Skip to main content

Organizational Culture Types

Mapping those two dimensions of “competing values” you get four organizational culture types:

  • the dynamic, entrepreneurial Create Culture
  • the people-oriented, friendly Collaborate Culture
  • the process-oriented, structured Control Culture
  • the results-oriented, competitive Compete Culture

These organizational culture types are also known as Adhocracy culture, Clan culture, Hierarchy culture, and Market culture (Cameron & Quinn).

Create Culture (Adhocracy Culture)

This is a dynamic and creative working environment. Employees take risks. Leaders are seen as innovators and risk takers. Experiments and innovation are a way of bonding. Prominence is emphasized. The long-term goal is to grow and create new resources. The availability of new products or services is seen as a success. The organization promotes individual initiative and freedom.

  • Do new things: create, innovate, envision the future
  • Transformational Change
  • Handle discontinuity, change, and risk
  • Freedom of thought and action, rule-breaking
  • Thoughtful experimentation, learning from mistakes, failing fast
  • Roles like entrepreneurs and visionaries
  • Visionaries inclined toward risk, not afraid of uncertainty

Typical in sectors like technical start-ups, technology-driven industries (communications, sustainability), but also disruptive services like Airbnb, Uber.

Collaborate Culture (Clan Culture)

This working environment is friendly. People have a lot in common, and it feels like a large family. The leaders are seen as mentors or maybe even father figures. The organization is held together by loyalty and tradition. There is great involvement. They emphasize long-term Human Resource Development. Success is defined within the framework of addressing the needs of the clients and caring for the people. The organization promotes teamwork, participation, and consensus.

  • Do things together: build teams, people matter
  • Long-term Change
  • Commitment, empowerment, cohesion, engagement
  • Human development
  • Collective wisdom, long-lasting partnerships, and relationships
  • Roles like a mentor and a coach
  • Wary of conflict

Typical in sectors like health care, education, some government agencies, not-for-profits.

Control Culture (Hierarchy Culture)

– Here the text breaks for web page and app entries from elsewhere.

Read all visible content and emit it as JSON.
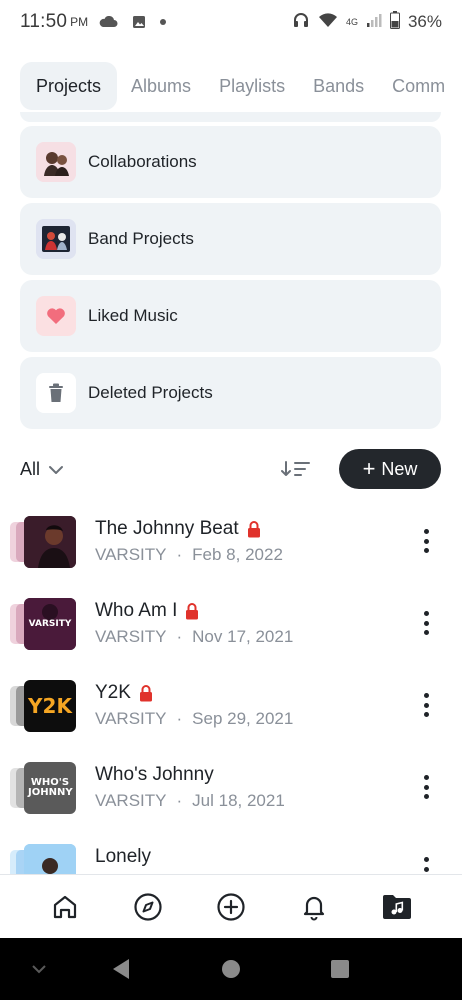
{
  "status_bar": {
    "time": "11:50",
    "ampm": "PM",
    "battery": "36%",
    "network": "4G"
  },
  "tabs": [
    {
      "label": "Projects",
      "active": true
    },
    {
      "label": "Albums",
      "active": false
    },
    {
      "label": "Playlists",
      "active": false
    },
    {
      "label": "Bands",
      "active": false
    },
    {
      "label": "Comm",
      "active": false
    }
  ],
  "library": [
    {
      "label": "Collaborations",
      "icon": "collaborations-image-icon"
    },
    {
      "label": "Band Projects",
      "icon": "band-projects-image-icon"
    },
    {
      "label": "Liked Music",
      "icon": "heart-icon"
    },
    {
      "label": "Deleted Projects",
      "icon": "trash-icon"
    }
  ],
  "filter": {
    "label": "All",
    "sort_icon": "sort-descending-icon",
    "new_label": "New"
  },
  "projects": [
    {
      "title": "The Johnny Beat",
      "artist": "VARSITY",
      "date": "Feb 8, 2022",
      "locked": true
    },
    {
      "title": "Who Am I",
      "artist": "VARSITY",
      "date": "Nov 17, 2021",
      "locked": true,
      "cover_text": "VARSITY"
    },
    {
      "title": "Y2K",
      "artist": "VARSITY",
      "date": "Sep 29, 2021",
      "locked": true,
      "cover_text": "Y2K"
    },
    {
      "title": "Who's Johnny",
      "artist": "VARSITY",
      "date": "Jul 18, 2021",
      "locked": false,
      "cover_text": "WHO'S JOHNNY"
    },
    {
      "title": "Lonely",
      "artist": "",
      "date": "",
      "locked": false
    }
  ],
  "bottom_nav": [
    "home-icon",
    "compass-icon",
    "add-circle-icon",
    "bell-icon",
    "music-library-icon"
  ],
  "colors": {
    "accent_dark": "#23272c",
    "card_bg": "#eff3f6",
    "lock_red": "#e0322b",
    "heart_pink": "#f26d7d",
    "muted_text": "#8a9099"
  }
}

This is a formalized and structured workplace. Procedures direct what people do. Leaders are proud of efficiency-based coordination and organization. Keeping the organization functioning smoothly is most crucial. Formal rules and policies keep the organization together. The long-term goals are stability and results, paired with an efficient and smooth execution of tasks. Reliable delivery, continuous planning, and low cost define success. The personnel management has to guarantee work and predictability.

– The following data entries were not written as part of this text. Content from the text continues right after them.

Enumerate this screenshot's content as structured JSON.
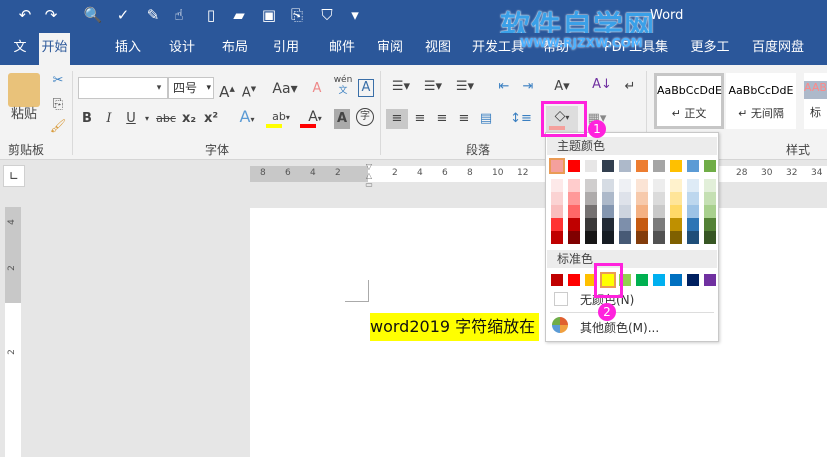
{
  "window": {
    "title": "Word",
    "watermark": "软件自学网",
    "watermark_url": "WWW.RJZXW.COM"
  },
  "quick_access": [
    {
      "icon": "undo-icon",
      "g": "↶"
    },
    {
      "icon": "redo-icon",
      "g": "↷"
    },
    {
      "icon": "print-preview-icon",
      "g": "🔍"
    },
    {
      "icon": "spelling-icon",
      "g": "✓"
    },
    {
      "icon": "edit-icon",
      "g": "✎"
    },
    {
      "icon": "touch-mode-icon",
      "g": "☝"
    },
    {
      "icon": "new-document-icon",
      "g": "▯"
    },
    {
      "icon": "open-folder-icon",
      "g": "▰"
    },
    {
      "icon": "save-icon",
      "g": "▣"
    },
    {
      "icon": "attach-icon",
      "g": "⎘"
    },
    {
      "icon": "security-icon",
      "g": "⛉"
    },
    {
      "icon": "customize-icon",
      "g": "▾"
    }
  ],
  "tabs": [
    "文件",
    "开始",
    "插入",
    "设计",
    "布局",
    "引用",
    "邮件",
    "审阅",
    "视图",
    "开发工具",
    "帮助",
    "PDF工具集",
    "更多工具",
    "百度网盘"
  ],
  "active_tab": "开始",
  "ribbon": {
    "clipboard": {
      "label": "剪贴板",
      "paste": "粘贴"
    },
    "font": {
      "label": "字体",
      "font_name": "",
      "font_size": "四号",
      "phonetic": "wén",
      "phonetic_char": "文",
      "bold": "B",
      "italic": "I",
      "underline": "U",
      "strike": "abc",
      "sub": "x₂",
      "sup": "x²",
      "enclose": "字"
    },
    "paragraph": {
      "label": "段落"
    },
    "styles": {
      "label": "样式",
      "items": [
        {
          "preview": "AaBbCcDdE",
          "name": "↵ 正文"
        },
        {
          "preview": "AaBbCcDdE",
          "name": "↵ 无间隔"
        },
        {
          "preview": "AAB",
          "name": "标"
        }
      ]
    }
  },
  "ruler": {
    "left_numbers": [
      "8",
      "6",
      "4",
      "2"
    ],
    "right_numbers": [
      "2",
      "4",
      "6",
      "8",
      "10",
      "12"
    ],
    "far_numbers": [
      "28",
      "30",
      "32",
      "34"
    ],
    "vertical_numbers": [
      "4",
      "2",
      "2"
    ]
  },
  "document": {
    "text": "word2019 字符缩放在"
  },
  "shading_menu": {
    "theme_header": "主题颜色",
    "theme_colors": [
      "#f4a09c",
      "#ff0000",
      "#e7e6e6",
      "#323f4f",
      "#adb9ca",
      "#ed7d31",
      "#a5a5a5",
      "#ffc000",
      "#5b9bd5",
      "#70ad47"
    ],
    "theme_shades": [
      [
        "#fde9e9",
        "#fbd3d3",
        "#f9bdbd",
        "#ff3333",
        "#c00000"
      ],
      [
        "#ffcccc",
        "#ff9999",
        "#ff6666",
        "#bf0000",
        "#800000"
      ],
      [
        "#d0cece",
        "#aeabab",
        "#757171",
        "#3a3838",
        "#171616"
      ],
      [
        "#d6dce4",
        "#adb9ca",
        "#8496b0",
        "#222a35",
        "#161c23"
      ],
      [
        "#eef0f4",
        "#dee2ea",
        "#cdd4df",
        "#7d8fab",
        "#475a76"
      ],
      [
        "#fbe4d5",
        "#f7caac",
        "#f4b183",
        "#c55a11",
        "#833c0b"
      ],
      [
        "#ededed",
        "#dbdbdb",
        "#c9c9c9",
        "#7b7b7b",
        "#525252"
      ],
      [
        "#fff2cc",
        "#ffe599",
        "#ffd966",
        "#bf9000",
        "#7f6000"
      ],
      [
        "#deebf6",
        "#bdd7ee",
        "#9dc3e6",
        "#2e75b5",
        "#1f4e79"
      ],
      [
        "#e2efd9",
        "#c5e0b3",
        "#a8d08d",
        "#538135",
        "#375623"
      ]
    ],
    "standard_header": "标准色",
    "standard_colors": [
      "#c00000",
      "#ff0000",
      "#ffc000",
      "#ffff00",
      "#92d050",
      "#00b050",
      "#00b0f0",
      "#0070c0",
      "#002060",
      "#7030a0"
    ],
    "selected_standard": "#ffff00",
    "no_color": "无颜色(N)",
    "more_colors": "其他颜色(M)..."
  },
  "callouts": [
    "1",
    "2"
  ],
  "accent": "#2b579a",
  "highlight_color": "#ffff00",
  "font_color": "#ff0000"
}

  • Do things right: eliminate errors
  • Incremental Change
  • Attention to details, careful decisions, precise analysis
  • Increase consistency and reliability, well-informed experts
  • Better processes and efficiency, routines
  • Roles like organizers and administrators
  • Conservative, cautious, logical problem solvers

Typical in sectors like medicine, nuclear power, military, government, banking and insurance, transportation.

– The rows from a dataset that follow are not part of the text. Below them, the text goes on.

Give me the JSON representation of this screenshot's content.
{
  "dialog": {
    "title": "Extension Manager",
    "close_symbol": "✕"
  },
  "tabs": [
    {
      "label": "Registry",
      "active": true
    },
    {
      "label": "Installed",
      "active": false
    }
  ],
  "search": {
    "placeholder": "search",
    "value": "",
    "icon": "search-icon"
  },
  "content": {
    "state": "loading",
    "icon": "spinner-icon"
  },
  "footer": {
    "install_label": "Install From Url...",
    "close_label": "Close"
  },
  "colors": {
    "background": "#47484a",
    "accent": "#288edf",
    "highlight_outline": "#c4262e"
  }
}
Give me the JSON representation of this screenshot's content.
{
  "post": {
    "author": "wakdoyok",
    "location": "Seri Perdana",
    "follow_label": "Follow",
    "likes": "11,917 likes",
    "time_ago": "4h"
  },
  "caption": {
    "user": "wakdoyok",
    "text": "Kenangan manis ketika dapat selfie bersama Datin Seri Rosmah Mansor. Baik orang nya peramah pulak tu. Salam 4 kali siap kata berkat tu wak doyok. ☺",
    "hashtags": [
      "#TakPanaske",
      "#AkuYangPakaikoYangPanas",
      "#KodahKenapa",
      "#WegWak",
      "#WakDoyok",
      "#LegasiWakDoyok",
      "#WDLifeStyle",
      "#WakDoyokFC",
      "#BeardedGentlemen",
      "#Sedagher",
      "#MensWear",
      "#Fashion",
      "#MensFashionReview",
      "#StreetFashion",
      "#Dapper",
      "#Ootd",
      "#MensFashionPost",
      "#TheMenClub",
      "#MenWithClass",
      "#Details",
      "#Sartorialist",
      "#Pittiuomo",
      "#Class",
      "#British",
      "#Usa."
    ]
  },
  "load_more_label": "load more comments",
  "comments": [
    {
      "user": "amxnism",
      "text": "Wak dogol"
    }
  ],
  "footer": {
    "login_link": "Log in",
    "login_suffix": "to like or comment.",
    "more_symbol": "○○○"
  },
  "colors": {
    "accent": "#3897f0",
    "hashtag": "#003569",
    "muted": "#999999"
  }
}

Compete Culture (Market Culture)

This is a results-based workplace that emphasizes targets, deadlines, and getting things done. People are competitive and focused on goals. Leaders are hard drivers, producers, and rivals. They can be tough with high expectations. The emphasis on winning keeps the organization together. Reputation and success are the most important. Long-term focus is on rival activities and reaching goals. Market dominance, achieving your goals, and great metrics are the definitions of success. Competitive prices and market leadership are important. The organizational style is based on competition.

  • Do things fast: compete, move fast, play to win
  • Fast Change
  • Customer satisfaction, attack competitors, shareholder value
  • Speed: results-right-now, getting things done, achieving goals
  • Acquire other firms, outsource selected processes,
  • Deliver results, make fast decisions, solve problems
  • Leaders are hard-driving, directive, commanding, demanding

Typical of sectors like consultancy, accountancy, sales and marketing, services, manufacturing.

Continue with the OCAI Assessment.